It was a policy that, famously, Villas Boas had to relinquish shortly after joining Chelsea given the prevalence of the transition in the Premier League; he simply couldn’t afford to leave his back line unprotected even momentarily, and he openly acknowledged as much. This invites one to think that at Tottenham he will rely on a fixed reference (‘centre-half’ in the original sense of the word) at the base of midfield, but Sandro, his most natural exponent in the role, has been in poor form during Brazil’s Olympic campaign. And then there is the industrious if anarchic Scott Parker, who is not really a positional holder but rather a compensator.

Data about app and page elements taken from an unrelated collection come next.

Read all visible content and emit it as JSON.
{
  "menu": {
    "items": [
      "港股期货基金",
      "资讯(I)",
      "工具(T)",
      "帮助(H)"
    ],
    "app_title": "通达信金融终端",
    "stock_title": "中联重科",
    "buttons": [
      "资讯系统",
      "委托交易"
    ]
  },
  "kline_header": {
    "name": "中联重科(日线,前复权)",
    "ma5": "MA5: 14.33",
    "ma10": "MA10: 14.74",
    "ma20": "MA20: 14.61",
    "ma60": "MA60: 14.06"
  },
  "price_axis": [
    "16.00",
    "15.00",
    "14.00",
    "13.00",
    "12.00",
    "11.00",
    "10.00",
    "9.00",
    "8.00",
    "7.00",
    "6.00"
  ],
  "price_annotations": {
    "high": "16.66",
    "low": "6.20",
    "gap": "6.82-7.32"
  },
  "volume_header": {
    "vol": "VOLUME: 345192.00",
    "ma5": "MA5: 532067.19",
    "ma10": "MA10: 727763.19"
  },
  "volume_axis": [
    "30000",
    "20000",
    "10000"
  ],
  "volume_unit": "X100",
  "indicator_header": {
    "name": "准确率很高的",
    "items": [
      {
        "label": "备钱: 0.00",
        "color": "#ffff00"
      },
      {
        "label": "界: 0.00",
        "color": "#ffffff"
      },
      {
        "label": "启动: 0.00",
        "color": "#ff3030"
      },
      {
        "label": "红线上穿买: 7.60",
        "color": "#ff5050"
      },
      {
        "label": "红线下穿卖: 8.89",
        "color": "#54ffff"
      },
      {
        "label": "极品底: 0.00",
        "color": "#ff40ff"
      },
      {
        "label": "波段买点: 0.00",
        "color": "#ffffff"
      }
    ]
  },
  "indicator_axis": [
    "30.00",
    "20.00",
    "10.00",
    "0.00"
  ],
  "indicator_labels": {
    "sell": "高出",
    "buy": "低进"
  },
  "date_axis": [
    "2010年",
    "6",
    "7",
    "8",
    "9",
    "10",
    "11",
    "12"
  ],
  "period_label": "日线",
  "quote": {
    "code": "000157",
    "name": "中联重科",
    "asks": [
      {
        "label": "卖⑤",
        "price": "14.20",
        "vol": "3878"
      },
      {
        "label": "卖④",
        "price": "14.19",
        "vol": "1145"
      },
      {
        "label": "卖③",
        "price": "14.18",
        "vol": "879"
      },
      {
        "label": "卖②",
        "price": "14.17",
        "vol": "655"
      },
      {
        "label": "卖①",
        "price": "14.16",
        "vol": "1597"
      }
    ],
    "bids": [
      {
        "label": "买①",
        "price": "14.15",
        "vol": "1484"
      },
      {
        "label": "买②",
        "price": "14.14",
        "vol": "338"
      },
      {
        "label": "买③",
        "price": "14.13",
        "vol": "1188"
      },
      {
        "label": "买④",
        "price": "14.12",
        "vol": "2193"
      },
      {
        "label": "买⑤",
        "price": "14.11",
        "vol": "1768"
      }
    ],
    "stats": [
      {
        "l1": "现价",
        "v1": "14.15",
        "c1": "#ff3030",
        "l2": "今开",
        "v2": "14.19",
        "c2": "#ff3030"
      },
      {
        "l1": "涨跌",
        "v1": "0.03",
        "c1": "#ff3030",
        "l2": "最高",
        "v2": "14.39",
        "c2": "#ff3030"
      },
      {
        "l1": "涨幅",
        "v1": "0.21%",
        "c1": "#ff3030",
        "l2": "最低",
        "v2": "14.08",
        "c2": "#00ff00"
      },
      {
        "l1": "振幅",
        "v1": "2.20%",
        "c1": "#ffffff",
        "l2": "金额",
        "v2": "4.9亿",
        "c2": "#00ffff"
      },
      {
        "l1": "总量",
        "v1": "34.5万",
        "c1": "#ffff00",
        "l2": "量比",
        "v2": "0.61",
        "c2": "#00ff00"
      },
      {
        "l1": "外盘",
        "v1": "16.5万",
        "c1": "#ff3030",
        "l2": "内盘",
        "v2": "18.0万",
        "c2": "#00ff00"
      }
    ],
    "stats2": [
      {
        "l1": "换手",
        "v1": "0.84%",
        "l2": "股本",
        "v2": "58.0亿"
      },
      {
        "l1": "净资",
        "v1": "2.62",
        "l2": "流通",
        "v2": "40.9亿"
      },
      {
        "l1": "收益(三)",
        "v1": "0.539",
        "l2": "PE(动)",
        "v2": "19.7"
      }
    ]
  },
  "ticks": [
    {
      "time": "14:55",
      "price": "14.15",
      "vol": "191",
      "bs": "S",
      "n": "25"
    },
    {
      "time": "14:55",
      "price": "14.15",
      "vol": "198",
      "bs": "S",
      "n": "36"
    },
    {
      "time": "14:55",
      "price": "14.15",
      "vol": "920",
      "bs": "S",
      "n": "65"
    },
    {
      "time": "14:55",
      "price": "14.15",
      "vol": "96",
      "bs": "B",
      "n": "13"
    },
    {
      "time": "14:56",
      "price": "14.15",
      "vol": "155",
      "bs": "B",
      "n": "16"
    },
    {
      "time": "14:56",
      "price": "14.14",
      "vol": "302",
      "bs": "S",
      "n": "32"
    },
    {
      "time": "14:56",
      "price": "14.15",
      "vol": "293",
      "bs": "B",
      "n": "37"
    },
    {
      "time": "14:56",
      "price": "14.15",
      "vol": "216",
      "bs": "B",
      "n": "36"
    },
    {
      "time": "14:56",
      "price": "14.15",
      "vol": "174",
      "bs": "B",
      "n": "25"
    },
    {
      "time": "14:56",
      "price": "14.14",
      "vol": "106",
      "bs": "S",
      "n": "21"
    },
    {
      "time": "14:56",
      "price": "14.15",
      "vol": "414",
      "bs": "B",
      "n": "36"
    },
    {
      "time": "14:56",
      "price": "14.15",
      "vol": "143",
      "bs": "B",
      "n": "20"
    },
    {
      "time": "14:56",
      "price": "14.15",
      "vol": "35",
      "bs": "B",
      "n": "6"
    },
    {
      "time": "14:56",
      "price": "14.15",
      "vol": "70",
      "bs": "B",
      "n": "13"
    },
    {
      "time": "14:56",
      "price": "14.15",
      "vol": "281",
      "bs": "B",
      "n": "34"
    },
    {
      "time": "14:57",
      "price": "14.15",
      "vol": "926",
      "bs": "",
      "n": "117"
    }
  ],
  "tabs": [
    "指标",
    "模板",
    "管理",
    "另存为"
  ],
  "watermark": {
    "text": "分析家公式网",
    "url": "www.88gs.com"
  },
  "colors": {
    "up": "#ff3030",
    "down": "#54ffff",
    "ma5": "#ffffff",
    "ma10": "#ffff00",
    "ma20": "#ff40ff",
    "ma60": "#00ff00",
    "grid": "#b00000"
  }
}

Parker is in his element when shoring up his teammates and so hoovering further upfield and choking the transition at an earlier phase might dovetail nicely with the intricacies of AVB’s rotational midfield.
It is Liverpool’s midfield where it is more difficult to envisage Dutch-style passing triangles taking form. Rodgers has already signalled his intention to use Lucas Leiva primarily in what the Dutch would designate as either the ’4′ or the ’6′, the deepest midfield role. Fittingly for someone who worked alongside Sigurdsson, so too must Brendan Rodgers configure his most creative/attacking midfielder for a club which last exhibited its best football during the latter Benítez era when Steven Gerrard was clearly, and quite singularly, the designated link between the midfield and the attack. Benítez, whose idols were Paco Maturana and Arrigo Sacchi (standard-bearers of the 4-2-3-1 and 4-4-2 respectively), was less concerned with occupying a greater expanse of the pitch, and with a more compact midfield (flanked by tornantes) Gerrard’s advanced position was structurally irrelevant – so much so that he could be cut loose and allowed roam. Rodgers, of course, will not contemplate such a scenario.
It could be that what is now the autumn of Gerrard’s career, if his tempered and responsible Euro 2012 performances are anything to go by, is a blessing in disguise for the new Liverpool coach. The player himself has alluded to a recognition of the need to adapt his game; never mind the percussive surging of pre-2006, Gerrard no longer even sees himself as the incisive trequartista of the late Benítez era. In light of this acceptance of adaptation, Rodgers might more easily coax the Liverpudlian talisman into more of an ‘interior’ role in keeping with the 4-3-3 and the model of play. Whether Gerrard will lean more towards the base of his midfielder or present himself for passing options behind the backs of the rival midfielders is arguably the most tantalising aspect of Rodgers’s Liverpool yet to materialise.